* **Assignment**
Reproduce the entries. Match every word.
** Given records follows **
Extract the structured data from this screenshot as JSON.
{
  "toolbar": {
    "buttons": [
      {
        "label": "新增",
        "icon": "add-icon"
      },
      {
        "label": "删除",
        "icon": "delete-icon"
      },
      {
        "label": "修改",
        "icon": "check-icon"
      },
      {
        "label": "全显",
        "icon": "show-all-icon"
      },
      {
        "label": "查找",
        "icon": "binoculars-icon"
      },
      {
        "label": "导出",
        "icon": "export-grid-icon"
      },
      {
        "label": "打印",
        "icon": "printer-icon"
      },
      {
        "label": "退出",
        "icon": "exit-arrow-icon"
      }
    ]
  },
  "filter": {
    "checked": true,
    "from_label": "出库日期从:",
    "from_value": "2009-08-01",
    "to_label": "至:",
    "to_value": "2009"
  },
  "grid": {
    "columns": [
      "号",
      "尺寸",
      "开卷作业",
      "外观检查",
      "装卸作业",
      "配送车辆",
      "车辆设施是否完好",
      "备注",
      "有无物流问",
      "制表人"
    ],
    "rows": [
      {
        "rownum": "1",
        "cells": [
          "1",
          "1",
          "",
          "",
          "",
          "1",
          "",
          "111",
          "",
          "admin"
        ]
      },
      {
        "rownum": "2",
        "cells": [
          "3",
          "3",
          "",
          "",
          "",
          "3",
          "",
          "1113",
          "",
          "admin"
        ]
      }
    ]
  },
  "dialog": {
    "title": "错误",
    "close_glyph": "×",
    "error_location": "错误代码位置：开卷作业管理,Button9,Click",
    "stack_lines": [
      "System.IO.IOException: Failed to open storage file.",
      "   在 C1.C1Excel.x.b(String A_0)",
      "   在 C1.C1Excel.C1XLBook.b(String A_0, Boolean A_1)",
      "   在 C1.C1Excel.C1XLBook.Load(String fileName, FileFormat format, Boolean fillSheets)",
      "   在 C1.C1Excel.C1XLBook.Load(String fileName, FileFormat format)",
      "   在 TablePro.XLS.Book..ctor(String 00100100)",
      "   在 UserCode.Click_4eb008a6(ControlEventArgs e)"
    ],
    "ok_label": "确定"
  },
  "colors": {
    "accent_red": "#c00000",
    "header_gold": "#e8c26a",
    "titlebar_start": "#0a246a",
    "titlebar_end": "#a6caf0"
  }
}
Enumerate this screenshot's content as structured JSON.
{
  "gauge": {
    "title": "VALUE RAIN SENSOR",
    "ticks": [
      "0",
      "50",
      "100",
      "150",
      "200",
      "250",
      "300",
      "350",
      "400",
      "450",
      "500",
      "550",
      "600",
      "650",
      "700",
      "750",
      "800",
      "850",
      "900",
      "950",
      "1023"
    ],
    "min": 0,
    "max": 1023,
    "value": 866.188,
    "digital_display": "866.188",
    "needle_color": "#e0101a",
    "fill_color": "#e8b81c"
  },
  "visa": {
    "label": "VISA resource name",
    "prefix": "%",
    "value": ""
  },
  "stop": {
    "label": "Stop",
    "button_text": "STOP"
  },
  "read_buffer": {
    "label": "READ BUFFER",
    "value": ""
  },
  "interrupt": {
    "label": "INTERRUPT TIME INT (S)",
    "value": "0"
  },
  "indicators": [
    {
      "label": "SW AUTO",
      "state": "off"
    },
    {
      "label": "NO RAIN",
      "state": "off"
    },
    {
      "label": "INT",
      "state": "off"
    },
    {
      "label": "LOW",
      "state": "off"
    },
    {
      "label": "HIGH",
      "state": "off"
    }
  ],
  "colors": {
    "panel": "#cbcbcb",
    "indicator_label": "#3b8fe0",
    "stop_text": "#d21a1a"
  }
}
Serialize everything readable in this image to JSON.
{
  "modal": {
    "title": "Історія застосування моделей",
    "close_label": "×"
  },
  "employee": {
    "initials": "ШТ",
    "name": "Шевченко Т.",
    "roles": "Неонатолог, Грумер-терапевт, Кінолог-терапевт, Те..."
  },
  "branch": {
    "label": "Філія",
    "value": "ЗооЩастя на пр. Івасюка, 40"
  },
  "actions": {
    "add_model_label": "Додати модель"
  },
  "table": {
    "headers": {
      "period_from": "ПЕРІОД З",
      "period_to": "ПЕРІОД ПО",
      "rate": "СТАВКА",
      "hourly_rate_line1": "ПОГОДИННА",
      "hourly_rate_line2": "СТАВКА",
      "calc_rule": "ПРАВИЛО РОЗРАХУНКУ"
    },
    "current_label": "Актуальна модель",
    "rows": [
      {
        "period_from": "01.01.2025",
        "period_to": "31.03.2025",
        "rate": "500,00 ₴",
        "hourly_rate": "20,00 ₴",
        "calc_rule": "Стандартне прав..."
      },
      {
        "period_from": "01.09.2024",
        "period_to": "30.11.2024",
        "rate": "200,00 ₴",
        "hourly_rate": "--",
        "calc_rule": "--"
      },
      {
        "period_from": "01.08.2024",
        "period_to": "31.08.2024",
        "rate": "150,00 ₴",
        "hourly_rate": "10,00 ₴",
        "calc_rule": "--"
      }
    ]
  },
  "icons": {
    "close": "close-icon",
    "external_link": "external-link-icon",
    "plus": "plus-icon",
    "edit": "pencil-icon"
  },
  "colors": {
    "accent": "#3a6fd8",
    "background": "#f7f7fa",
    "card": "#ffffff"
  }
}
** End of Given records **
* **Output below**
Extract the structured data from this screenshot as JSON.
{
  "toolbar": {
    "buttons": [
      {
        "label": "新增",
        "icon": "add-icon"
      },
      {
        "label": "删除",
        "icon": "delete-icon"
      },
      {
        "label": "修改",
        "icon": "check-icon"
      },
      {
        "label": "全显",
        "icon": "show-all-icon"
      },
      {
        "label": "查找",
        "icon": "binoculars-icon"
      },
      {
        "label": "导出",
        "icon": "export-grid-icon"
      },
      {
        "label": "打印",
        "icon": "printer-icon"
      },
      {
        "label": "退出",
        "icon": "exit-arrow-icon"
      }
    ]
  },
  "filter": {
    "checked": true,
    "from_label": "出库日期从:",
    "from_value": "2009-08-01",
    "to_label": "至:",
    "to_value": "2009"
  },
  "grid": {
    "columns": [
      "号",
      "尺寸",
      "开卷作业",
      "外观检查",
      "装卸作业",
      "配送车辆",
      "车辆设施是否完好",
      "备注",
      "有无物流问",
      "制表人"
    ],
    "rows": [
      {
        "rownum": "1",
        "cells": [
          "1",
          "1",
          "",
          "",
          "",
          "1",
          "",
          "111",
          "",
          "admin"
        ]
      },
      {
        "rownum": "2",
        "cells": [
          "3",
          "3",
          "",
          "",
          "",
          "3",
          "",
          "1113",
          "",
          "admin"
        ]
      }
    ]
  },
  "dialog": {
    "title": "错误",
    "close_glyph": "×",
    "error_location": "错误代码位置：开卷作业管理,Button9,Click",
    "stack_lines": [
      "System.IO.IOException: Failed to open storage file.",
      "   在 C1.C1Excel.x.b(String A_0)",
      "   在 C1.C1Excel.C1XLBook.b(String A_0, Boolean A_1)",
      "   在 C1.C1Excel.C1XLBook.Load(String fileName, FileFormat format, Boolean fillSheets)",
      "   在 C1.C1Excel.C1XLBook.Load(String fileName, FileFormat format)",
      "   在 TablePro.XLS.Book..ctor(String 00100100)",
      "   在 UserCode.Click_4eb008a6(ControlEventArgs e)"
    ],
    "ok_label": "确定"
  },
  "colors": {
    "accent_red": "#c00000",
    "header_gold": "#e8c26a",
    "titlebar_start": "#0a246a",
    "titlebar_end": "#a6caf0"
  }
}
Enumerate this screenshot's content as structured JSON.
{
  "gauge": {
    "title": "VALUE RAIN SENSOR",
    "ticks": [
      "0",
      "50",
      "100",
      "150",
      "200",
      "250",
      "300",
      "350",
      "400",
      "450",
      "500",
      "550",
      "600",
      "650",
      "700",
      "750",
      "800",
      "850",
      "900",
      "950",
      "1023"
    ],
    "min": 0,
    "max": 1023,
    "value": 866.188,
    "digital_display": "866.188",
    "needle_color": "#e0101a",
    "fill_color": "#e8b81c"
  },
  "visa": {
    "label": "VISA resource name",
    "prefix": "%",
    "value": ""
  },
  "stop": {
    "label": "Stop",
    "button_text": "STOP"
  },
  "read_buffer": {
    "label": "READ BUFFER",
    "value": ""
  },
  "interrupt": {
    "label": "INTERRUPT TIME INT (S)",
    "value": "0"
  },
  "indicators": [
    {
      "label": "SW AUTO",
      "state": "off"
    },
    {
      "label": "NO RAIN",
      "state": "off"
    },
    {
      "label": "INT",
      "state": "off"
    },
    {
      "label": "LOW",
      "state": "off"
    },
    {
      "label": "HIGH",
      "state": "off"
    }
  ],
  "colors": {
    "panel": "#cbcbcb",
    "indicator_label": "#3b8fe0",
    "stop_text": "#d21a1a"
  }
}
Serialize everything readable in this image to JSON.
{
  "modal": {
    "title": "Історія застосування моделей",
    "close_label": "×"
  },
  "employee": {
    "initials": "ШТ",
    "name": "Шевченко Т.",
    "roles": "Неонатолог, Грумер-терапевт, Кінолог-терапевт, Те..."
  },
  "branch": {
    "label": "Філія",
    "value": "ЗооЩастя на пр. Івасюка, 40"
  },
  "actions": {
    "add_model_label": "Додати модель"
  },
  "table": {
    "headers": {
      "period_from": "ПЕРІОД З",
      "period_to": "ПЕРІОД ПО",
      "rate": "СТАВКА",
      "hourly_rate_line1": "ПОГОДИННА",
      "hourly_rate_line2": "СТАВКА",
      "calc_rule": "ПРАВИЛО РОЗРАХУНКУ"
    },
    "current_label": "Актуальна модель",
    "rows": [
      {
        "period_from": "01.01.2025",
        "period_to": "31.03.2025",
        "rate": "500,00 ₴",
        "hourly_rate": "20,00 ₴",
        "calc_rule": "Стандартне прав..."
      },
      {
        "period_from": "01.09.2024",
        "period_to": "30.11.2024",
        "rate": "200,00 ₴",
        "hourly_rate": "--",
        "calc_rule": "--"
      },
      {
        "period_from": "01.08.2024",
        "period_to": "31.08.2024",
        "rate": "150,00 ₴",
        "hourly_rate": "10,00 ₴",
        "calc_rule": "--"
      }
    ]
  },
  "icons": {
    "close": "close-icon",
    "external_link": "external-link-icon",
    "plus": "plus-icon",
    "edit": "pencil-icon"
  },
  "colors": {
    "accent": "#3a6fd8",
    "background": "#f7f7fa",
    "card": "#ffffff"
  }
}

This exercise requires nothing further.